### Exercise details
Could you output, word for word, only the lines from the line with "Parse this screenshot: output" to the end of the entries, including both ends? Omit the pictures.

### Data to use
# # # # # # #

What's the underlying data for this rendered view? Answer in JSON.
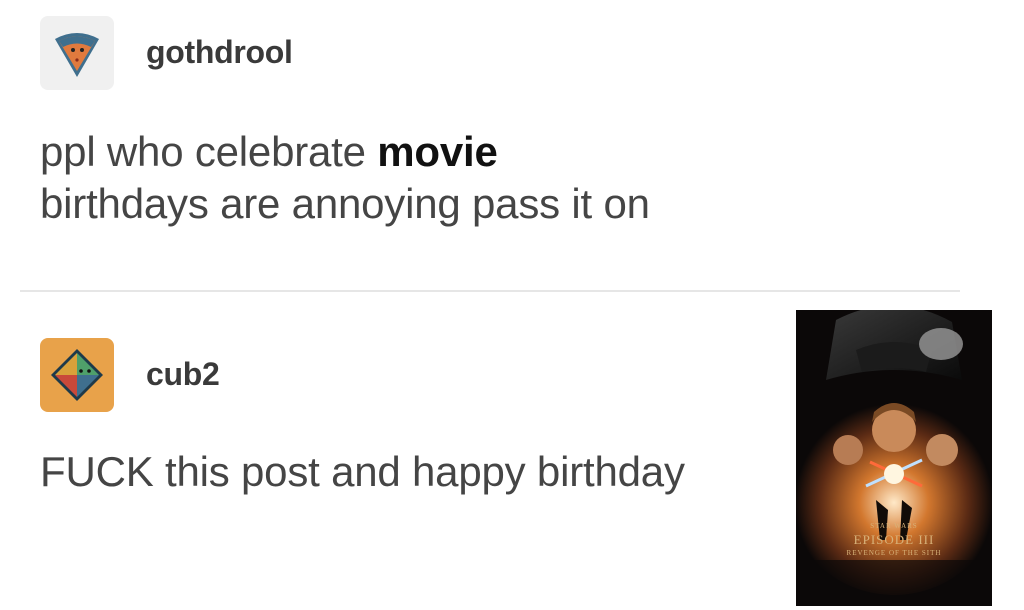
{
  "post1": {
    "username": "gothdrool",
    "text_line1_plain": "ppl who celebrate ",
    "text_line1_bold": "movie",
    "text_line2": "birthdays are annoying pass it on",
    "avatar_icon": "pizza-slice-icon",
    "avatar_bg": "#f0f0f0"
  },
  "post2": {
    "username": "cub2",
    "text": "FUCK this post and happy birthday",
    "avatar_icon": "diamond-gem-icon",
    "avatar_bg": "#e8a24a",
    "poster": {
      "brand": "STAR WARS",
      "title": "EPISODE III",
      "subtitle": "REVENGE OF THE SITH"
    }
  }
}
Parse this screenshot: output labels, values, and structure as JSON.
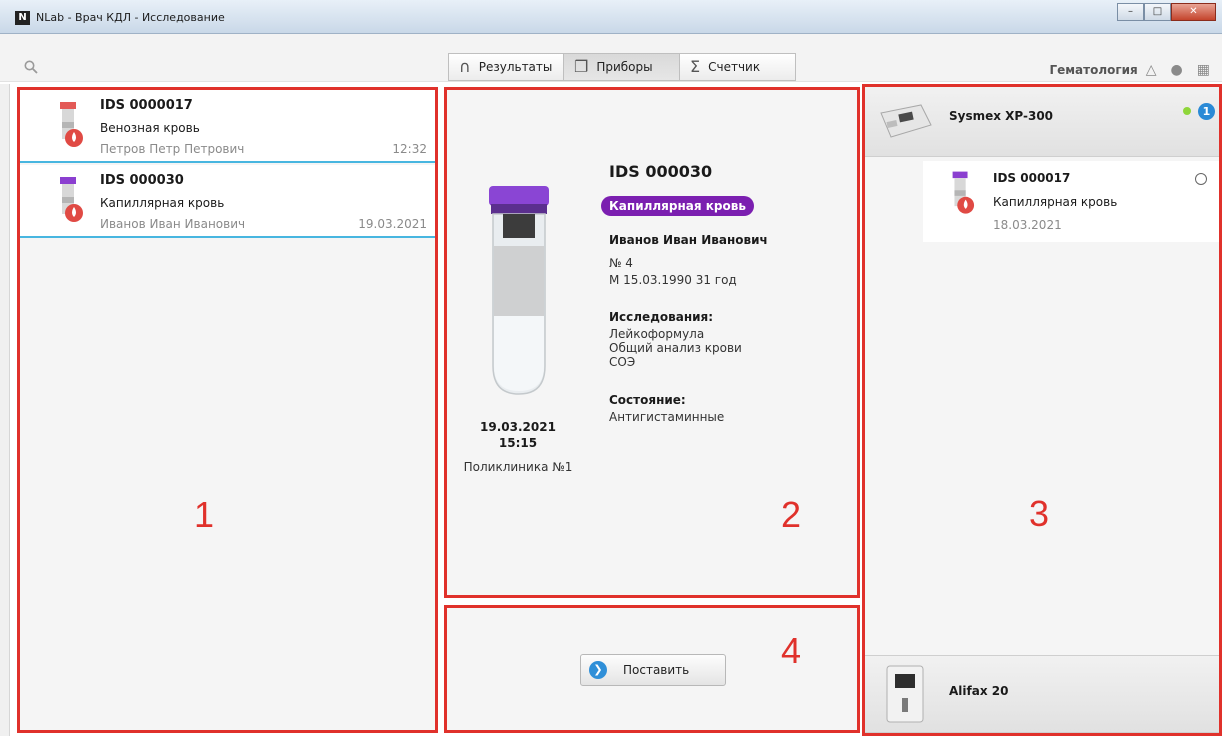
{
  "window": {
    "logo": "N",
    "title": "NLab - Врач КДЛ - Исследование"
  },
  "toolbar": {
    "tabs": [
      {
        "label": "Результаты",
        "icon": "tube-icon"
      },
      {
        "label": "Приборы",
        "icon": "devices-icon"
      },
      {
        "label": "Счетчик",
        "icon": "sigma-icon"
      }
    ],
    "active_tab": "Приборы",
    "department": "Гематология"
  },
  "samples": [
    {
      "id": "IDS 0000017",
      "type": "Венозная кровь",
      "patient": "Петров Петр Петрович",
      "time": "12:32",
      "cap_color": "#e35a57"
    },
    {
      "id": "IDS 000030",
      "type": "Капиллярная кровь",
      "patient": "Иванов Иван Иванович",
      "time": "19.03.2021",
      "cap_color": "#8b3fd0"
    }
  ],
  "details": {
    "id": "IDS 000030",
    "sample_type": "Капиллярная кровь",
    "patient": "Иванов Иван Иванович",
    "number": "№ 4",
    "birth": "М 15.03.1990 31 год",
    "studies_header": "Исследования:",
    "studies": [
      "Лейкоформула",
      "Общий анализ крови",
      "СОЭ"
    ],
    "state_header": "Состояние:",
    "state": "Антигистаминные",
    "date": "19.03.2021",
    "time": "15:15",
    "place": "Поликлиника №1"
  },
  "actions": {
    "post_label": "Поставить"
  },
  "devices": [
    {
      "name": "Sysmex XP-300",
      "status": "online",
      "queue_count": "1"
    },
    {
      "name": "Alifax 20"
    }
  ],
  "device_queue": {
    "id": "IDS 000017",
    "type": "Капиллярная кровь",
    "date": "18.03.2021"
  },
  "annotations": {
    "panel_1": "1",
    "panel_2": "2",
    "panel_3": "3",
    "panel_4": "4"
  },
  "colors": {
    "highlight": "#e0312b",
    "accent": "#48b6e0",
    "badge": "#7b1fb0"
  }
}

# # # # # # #

### Answer for this exercise
Parse this screenshot: output labels, values, and structure as JSON.
{
  "window": {
    "logo": "N",
    "title": "NLab - Врач КДЛ - Исследование"
  },
  "toolbar": {
    "tabs": [
      {
        "label": "Результаты",
        "icon": "tube-icon"
      },
      {
        "label": "Приборы",
        "icon": "devices-icon"
      },
      {
        "label": "Счетчик",
        "icon": "sigma-icon"
      }
    ],
    "active_tab": "Приборы",
    "department": "Гематология"
  },
  "samples": [
    {
      "id": "IDS 0000017",
      "type": "Венозная кровь",
      "patient": "Петров Петр Петрович",
      "time": "12:32",
      "cap_color": "#e35a57"
    },
    {
      "id": "IDS 000030",
      "type": "Капиллярная кровь",
      "patient": "Иванов Иван Иванович",
      "time": "19.03.2021",
      "cap_color": "#8b3fd0"
    }
  ],
  "details": {
    "id": "IDS 000030",
    "sample_type": "Капиллярная кровь",
    "patient": "Иванов Иван Иванович",
    "number": "№ 4",
    "birth": "М 15.03.1990 31 год",
    "studies_header": "Исследования:",
    "studies": [
      "Лейкоформула",
      "Общий анализ крови",
      "СОЭ"
    ],
    "state_header": "Состояние:",
    "state": "Антигистаминные",
    "date": "19.03.2021",
    "time": "15:15",
    "place": "Поликлиника №1"
  },
  "actions": {
    "post_label": "Поставить"
  },
  "devices": [
    {
      "name": "Sysmex XP-300",
      "status": "online",
      "queue_count": "1"
    },
    {
      "name": "Alifax 20"
    }
  ],
  "device_queue": {
    "id": "IDS 000017",
    "type": "Капиллярная кровь",
    "date": "18.03.2021"
  },
  "annotations": {
    "panel_1": "1",
    "panel_2": "2",
    "panel_3": "3",
    "panel_4": "4"
  },
  "colors": {
    "highlight": "#e0312b",
    "accent": "#48b6e0",
    "badge": "#7b1fb0"
  }
}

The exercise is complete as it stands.